Which came first? The art or the tattoo?
Artist and curator Aaron Hodges tackled the question last weekend at the “Façade” art exhibit at Place Pigalle in Hayes Valley:
“I am interested to see at what point does fine art and tattoo art intersect. And what are the similarities and differences in these two industries.”
Mostly local artists displayed their artwork at the show with the intent to invite viewers into their creative process.
Place Pigalle — usually a beer and wine bar — was transformed into an art gallery for a night with drawings, photographs, paintings and other tattoo-inspired media decked on the walls.
One of the works was a photo portrait of a tattooed beachgoer by Matthew Remer:
“I was visiting my hometown in Maryland and decided to do an impromptu photoshoot of people at the beach by my house. I brought my assistant with me so I could get the lighting just right.”
Juan Puente, a tattoo artist at Blackheart tattoo, had a beautiful latin-inspired drawing of a woman and a skull entitled “Pain and Love, which he describes as “cholo style.”
“It’s great to work with so many creative people,” Hodges said. “I was really excited to see everyone come together their own rendition of a façade.”
Gallery visitors like Anthony Smith were happy with what they saw:

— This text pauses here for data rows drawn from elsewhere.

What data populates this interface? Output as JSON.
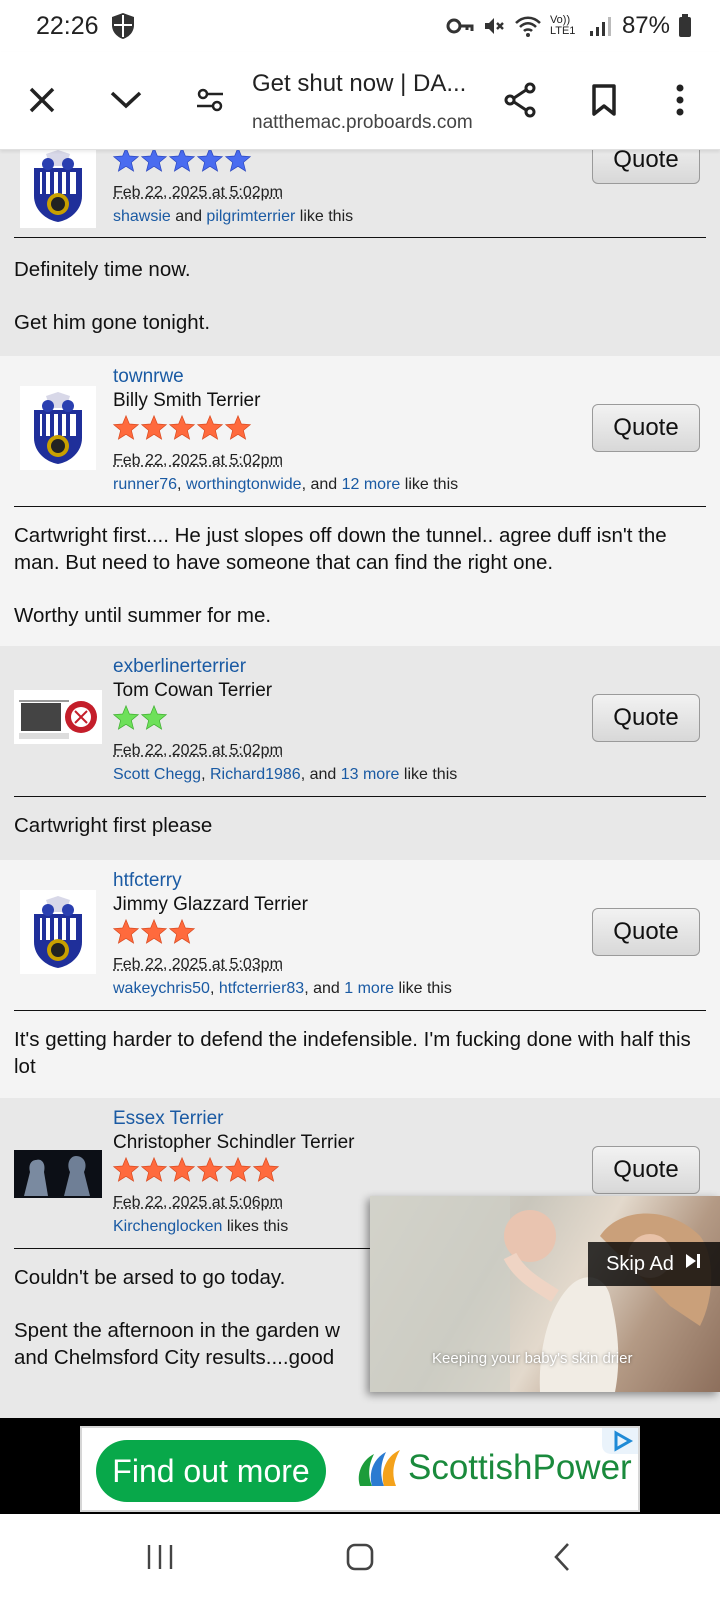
{
  "status_bar": {
    "time": "22:26",
    "network": "Vo)) LTE1",
    "battery": "87%",
    "icons": [
      "shield-icon",
      "key-icon",
      "mute-icon",
      "wifi-icon",
      "signal-icon",
      "battery-icon"
    ]
  },
  "toolbar": {
    "title": "Get shut now | DA...",
    "url": "natthemac.proboards.com",
    "icons": [
      "close-icon",
      "chevron-down-icon",
      "site-settings-icon",
      "share-icon",
      "bookmark-icon",
      "more-icon"
    ]
  },
  "common": {
    "quote_label": "Quote",
    "and": "and",
    "like_this": "like this",
    "likes_this": "likes this"
  },
  "posts": [
    {
      "stars": 5,
      "star_color": "#4a6cf0",
      "date": "Feb 22, 2025 at 5:02pm",
      "likers": [
        "shawsie",
        "pilgrimterrier"
      ],
      "body": [
        "Definitely time now.",
        "Get him gone tonight."
      ]
    },
    {
      "username": "townrwe",
      "rank": "Billy Smith Terrier",
      "stars": 5,
      "star_color": "#ff6a3d",
      "date": "Feb 22, 2025 at 5:02pm",
      "likers": [
        "runner76",
        "worthingtonwide"
      ],
      "more": "12 more",
      "body": [
        "Cartwright first.... He just slopes off down the tunnel.. agree duff isn't the man. But need to have someone that can find the right one.",
        "Worthy until summer for me."
      ]
    },
    {
      "username": "exberlinerterrier",
      "rank": "Tom Cowan Terrier",
      "stars": 2,
      "star_color": "#6ee05a",
      "date": "Feb 22, 2025 at 5:02pm",
      "likers": [
        "Scott Chegg",
        "Richard1986"
      ],
      "more": "13 more",
      "body": [
        "Cartwright first please"
      ]
    },
    {
      "username": "htfcterry",
      "rank": "Jimmy Glazzard Terrier",
      "stars": 3,
      "star_color": "#ff6a3d",
      "date": "Feb 22, 2025 at 5:03pm",
      "likers": [
        "wakeychris50",
        "htfcterrier83"
      ],
      "more": "1 more",
      "body": [
        "It's getting harder to defend the indefensible. I'm fucking done with half this lot"
      ]
    },
    {
      "username": "Essex Terrier",
      "rank": "Christopher Schindler Terrier",
      "stars": 6,
      "star_color": "#ff6a3d",
      "date": "Feb 22, 2025 at 5:06pm",
      "likers": [
        "Kirchenglocken"
      ],
      "body": [
        "Couldn't be arsed to go today.",
        "Spent the afternoon in the garden w",
        "and Chelmsford City results....good"
      ]
    }
  ],
  "video_ad": {
    "skip_label": "Skip Ad",
    "caption": "Keeping your baby's skin drier"
  },
  "banner_ad": {
    "cta": "Find out more",
    "brand": "ScottishPower"
  },
  "navbar": {
    "icons": [
      "recent-apps-icon",
      "home-icon",
      "back-icon"
    ]
  }
}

“Tattooing is one of the oldest artforms on the planet. I’m happy to see it taken seriously.”